AD CAMPAIGN ON TESTING: Maryland educators launched a statewide back-to-school advertising campaign to push for a reduction in standardized testing. The $500,000 campaign by the Maryland State Education Association — called “Less Testing, More Learning”—features 10 teachers and education support professionals  who share their firsthand experiences of how over-testing makes it more difficult for their students to learn.

FIRING STATE WORKERS: A real-life drama — and personal tragedy — played out last week when the Maryland Board of Public Works took up the Hogan administration’s request to fire 59 state workers who don’t deserve to be coldly thrown out of their jobs, opines columnist Barry Rascovar for MarylandReporter.com. Most have earned sterling performance reviews. They have worked diligently for the state responsibly handling personnel matters.

FEDERAL CONTRACTS CONTRACT: Robert McCartney of the Post writes that federal sequestration has changed the game for countless numbers of businesses in Maryland and other D.C. areas that used to rely on government contract work.

ETHICS RULING SOUGHT ON O’MALLEY PURCHASES: An assistant attorney general asked Friday for a state ethics commission ruling on whether former Gov. Martin O’Malley’s purchase of furniture from the governor’s mansion violated rules regarding state-owned property. Doug Donovan of the Sun is reporting that when O’Malley and his family moved out of the mansion in January, they left with 54 items that he bought at steep discounts because every piece had been declared “junk” by his administration. O’Malley and his wife paid $9,638 for armoires, beds, chairs, desks, lamps, mirrors, ottomans, tables and other items that originally cost taxpayers $62,000, according to documents.

FRANCHOT URGES COLLEGE SAVINGS: Comptroller Peter Franchot told a handful of young moms holding their toddlers and children last week to start saving for college. Franchot said he applied to open two tax-deferred college saving accounts through the College Savings Plans of Maryland for his future grandchildren, reports Cindy Huang for the Annapolis Capital.

MOVING ROCKVILLE STATUE: Montgomery County is presenting five options for relocation of the Confederate soldier statue in Rockville and is offering the public an opportunity to comment before County Executive Ike Leggett asks for permission to move it next month, Aaron Kraut reports for Bethesda Beat.

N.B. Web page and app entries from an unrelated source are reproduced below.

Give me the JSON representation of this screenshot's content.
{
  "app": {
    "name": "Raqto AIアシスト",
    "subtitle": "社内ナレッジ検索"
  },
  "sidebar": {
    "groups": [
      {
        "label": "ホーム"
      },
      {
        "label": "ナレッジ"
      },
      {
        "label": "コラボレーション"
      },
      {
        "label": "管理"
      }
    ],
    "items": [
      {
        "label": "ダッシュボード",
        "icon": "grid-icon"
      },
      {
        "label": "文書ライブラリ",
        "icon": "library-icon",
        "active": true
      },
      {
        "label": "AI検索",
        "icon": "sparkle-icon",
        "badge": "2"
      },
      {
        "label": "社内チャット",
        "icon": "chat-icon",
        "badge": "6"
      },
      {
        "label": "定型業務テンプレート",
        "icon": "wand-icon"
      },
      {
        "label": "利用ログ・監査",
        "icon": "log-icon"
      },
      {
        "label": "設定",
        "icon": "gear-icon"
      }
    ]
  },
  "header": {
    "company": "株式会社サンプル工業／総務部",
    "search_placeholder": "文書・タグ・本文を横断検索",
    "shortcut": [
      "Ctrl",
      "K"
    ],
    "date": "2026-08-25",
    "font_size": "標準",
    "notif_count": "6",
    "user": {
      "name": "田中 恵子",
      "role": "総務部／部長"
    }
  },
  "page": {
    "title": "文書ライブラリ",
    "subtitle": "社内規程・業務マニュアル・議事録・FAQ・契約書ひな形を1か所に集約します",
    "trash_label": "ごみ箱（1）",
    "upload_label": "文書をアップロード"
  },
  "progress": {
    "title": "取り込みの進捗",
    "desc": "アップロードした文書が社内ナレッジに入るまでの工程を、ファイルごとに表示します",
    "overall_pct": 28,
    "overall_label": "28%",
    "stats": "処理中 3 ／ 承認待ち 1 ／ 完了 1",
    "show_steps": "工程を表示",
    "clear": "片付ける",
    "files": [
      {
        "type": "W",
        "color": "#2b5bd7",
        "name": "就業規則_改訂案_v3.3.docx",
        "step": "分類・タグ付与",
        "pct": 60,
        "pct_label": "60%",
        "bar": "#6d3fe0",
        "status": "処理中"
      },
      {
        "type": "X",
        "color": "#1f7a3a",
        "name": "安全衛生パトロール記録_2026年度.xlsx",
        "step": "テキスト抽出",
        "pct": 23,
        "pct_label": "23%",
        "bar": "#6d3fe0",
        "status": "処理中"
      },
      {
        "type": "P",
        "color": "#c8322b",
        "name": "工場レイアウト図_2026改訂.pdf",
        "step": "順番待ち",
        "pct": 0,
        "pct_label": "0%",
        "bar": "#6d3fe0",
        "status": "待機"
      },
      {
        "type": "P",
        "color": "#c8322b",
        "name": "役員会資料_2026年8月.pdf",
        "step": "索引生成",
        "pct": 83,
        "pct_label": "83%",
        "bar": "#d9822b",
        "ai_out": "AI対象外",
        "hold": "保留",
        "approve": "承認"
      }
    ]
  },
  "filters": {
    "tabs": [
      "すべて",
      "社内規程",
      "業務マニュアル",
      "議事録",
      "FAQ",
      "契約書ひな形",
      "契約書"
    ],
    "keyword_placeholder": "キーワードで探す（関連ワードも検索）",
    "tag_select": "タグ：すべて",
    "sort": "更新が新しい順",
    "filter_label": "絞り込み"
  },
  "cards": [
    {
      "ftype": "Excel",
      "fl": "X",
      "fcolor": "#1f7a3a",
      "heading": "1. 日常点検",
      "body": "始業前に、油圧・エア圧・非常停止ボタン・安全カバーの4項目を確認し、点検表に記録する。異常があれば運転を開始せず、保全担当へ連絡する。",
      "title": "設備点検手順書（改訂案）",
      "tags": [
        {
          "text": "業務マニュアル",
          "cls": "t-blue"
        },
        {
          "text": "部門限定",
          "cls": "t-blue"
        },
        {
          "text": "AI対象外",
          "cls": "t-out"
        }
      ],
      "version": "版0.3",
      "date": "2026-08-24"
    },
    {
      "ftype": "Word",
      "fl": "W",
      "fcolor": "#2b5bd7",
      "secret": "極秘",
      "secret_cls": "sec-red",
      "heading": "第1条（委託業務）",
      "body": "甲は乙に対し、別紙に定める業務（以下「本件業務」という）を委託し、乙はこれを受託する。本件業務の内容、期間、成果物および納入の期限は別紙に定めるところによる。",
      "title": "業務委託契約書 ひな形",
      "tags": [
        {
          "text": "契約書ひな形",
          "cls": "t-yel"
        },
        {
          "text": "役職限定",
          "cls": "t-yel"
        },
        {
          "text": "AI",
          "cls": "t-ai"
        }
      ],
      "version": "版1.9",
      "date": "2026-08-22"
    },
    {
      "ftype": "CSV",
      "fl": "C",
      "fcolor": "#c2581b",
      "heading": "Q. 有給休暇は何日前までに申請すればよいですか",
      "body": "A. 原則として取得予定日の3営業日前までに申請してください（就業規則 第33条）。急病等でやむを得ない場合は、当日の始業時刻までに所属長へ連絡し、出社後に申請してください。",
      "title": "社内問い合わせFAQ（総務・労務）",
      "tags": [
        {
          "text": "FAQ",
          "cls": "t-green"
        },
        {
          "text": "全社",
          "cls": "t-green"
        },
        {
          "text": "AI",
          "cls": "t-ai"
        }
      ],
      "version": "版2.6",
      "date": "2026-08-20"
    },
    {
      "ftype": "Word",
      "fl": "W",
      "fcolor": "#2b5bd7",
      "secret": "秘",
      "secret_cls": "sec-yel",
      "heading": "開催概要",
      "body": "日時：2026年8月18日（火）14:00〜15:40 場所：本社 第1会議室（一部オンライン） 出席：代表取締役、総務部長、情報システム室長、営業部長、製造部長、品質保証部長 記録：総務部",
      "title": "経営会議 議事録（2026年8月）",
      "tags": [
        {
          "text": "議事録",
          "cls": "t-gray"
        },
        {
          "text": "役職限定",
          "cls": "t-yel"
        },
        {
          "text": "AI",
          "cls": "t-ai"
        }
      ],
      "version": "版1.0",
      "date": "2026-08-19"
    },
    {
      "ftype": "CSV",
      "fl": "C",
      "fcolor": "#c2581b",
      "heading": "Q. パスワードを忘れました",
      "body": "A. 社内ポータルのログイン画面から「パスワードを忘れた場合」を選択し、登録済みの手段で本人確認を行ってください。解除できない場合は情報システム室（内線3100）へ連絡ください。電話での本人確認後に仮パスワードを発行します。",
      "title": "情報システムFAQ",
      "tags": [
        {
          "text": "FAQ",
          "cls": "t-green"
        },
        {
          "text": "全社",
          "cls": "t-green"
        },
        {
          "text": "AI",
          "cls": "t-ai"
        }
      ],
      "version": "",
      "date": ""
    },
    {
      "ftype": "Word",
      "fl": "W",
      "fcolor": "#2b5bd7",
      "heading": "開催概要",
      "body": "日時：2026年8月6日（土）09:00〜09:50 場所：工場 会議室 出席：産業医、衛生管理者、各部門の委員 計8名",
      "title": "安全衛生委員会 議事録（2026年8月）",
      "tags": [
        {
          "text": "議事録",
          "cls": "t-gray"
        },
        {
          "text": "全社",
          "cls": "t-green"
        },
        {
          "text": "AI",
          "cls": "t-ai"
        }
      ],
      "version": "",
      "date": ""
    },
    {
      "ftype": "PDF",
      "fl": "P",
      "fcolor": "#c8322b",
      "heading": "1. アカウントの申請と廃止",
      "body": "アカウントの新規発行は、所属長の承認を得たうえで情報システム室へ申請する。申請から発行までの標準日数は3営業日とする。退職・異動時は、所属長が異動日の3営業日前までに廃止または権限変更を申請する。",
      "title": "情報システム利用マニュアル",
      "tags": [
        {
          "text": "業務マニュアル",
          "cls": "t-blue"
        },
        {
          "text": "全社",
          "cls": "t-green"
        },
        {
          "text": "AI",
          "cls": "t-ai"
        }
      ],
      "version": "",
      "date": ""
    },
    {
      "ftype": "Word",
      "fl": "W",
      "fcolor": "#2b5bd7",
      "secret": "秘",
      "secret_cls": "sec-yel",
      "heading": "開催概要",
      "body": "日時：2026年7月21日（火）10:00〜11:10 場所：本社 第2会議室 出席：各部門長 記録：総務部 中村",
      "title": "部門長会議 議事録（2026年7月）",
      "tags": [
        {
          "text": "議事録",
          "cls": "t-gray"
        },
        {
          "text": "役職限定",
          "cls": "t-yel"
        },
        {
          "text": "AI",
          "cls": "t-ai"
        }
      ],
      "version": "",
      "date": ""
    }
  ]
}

ON JIM BRADY: Jen Fifield of the Frederick News Post profiles Jim Brady, writing that it was hard for Jim Brady to leave the private sector 20 years ago, when he was asked to leave a top spot at a large firm to take a high-profile job in state government. If he hadn’t made the switch, though, he wouldn’t have experienced what he says is the pinnacle moment in his career so far — serving as Gov. Larry Hogan’s campaign chairman, and advising him to his gubernatorial win.

HANDICAPPING U.S. SENATE RACE: Fraser Smith of WYPR-FM and Lou Peck, a contributing editor at Bethesda Magazine, handicap the field of candidates to fill the congressional slot of Chris Van Hollen, who is running for U.S. Senate.

O’MALLEY CHIDES DNC: A feud within the Democratic Party spilled into the open Friday at the Democratic National Committee’s summer meeting in Minneapolis, as presidential candidate and former Maryland Gov. Martin O’Malley used his speech to the convention to publicly chide DNC leaders for limiting the number of presidential debates, SA Miller reports in the Washington Times.

NICK MOSBY CONSIDERS MAYORAL RUN: At a “back to school” rally in West Baltimore Sunday, Councilman Nick J. Mosby is working the crowd, writes Luke Broadwater in the Sun. He’s giving out 500 fully stuffed backpacks and talking about citywide issues that need solutions — such as how to deal with dirt bikes and crime — as the New Baltimore Twilighters Marching Band thumps out the hits. There’s one question on people’s minds: Will Mosby, a first-term councilman representing some of Baltimore’s poorest neighborhoods, enter the race for mayor?

LOBBYIST JEFF ZELLMER PASSES AWAY: Jeffrie Zellmer, longtime lobbyist for the Maryland Retailers Association, died Aug. 20. A memorial service and burial will be held at 2 p.m. on September 11 at Old Wye Church, Maryland, followed by a celebration of Jeff’s life with his close family and vast extended family of friends and loved ones.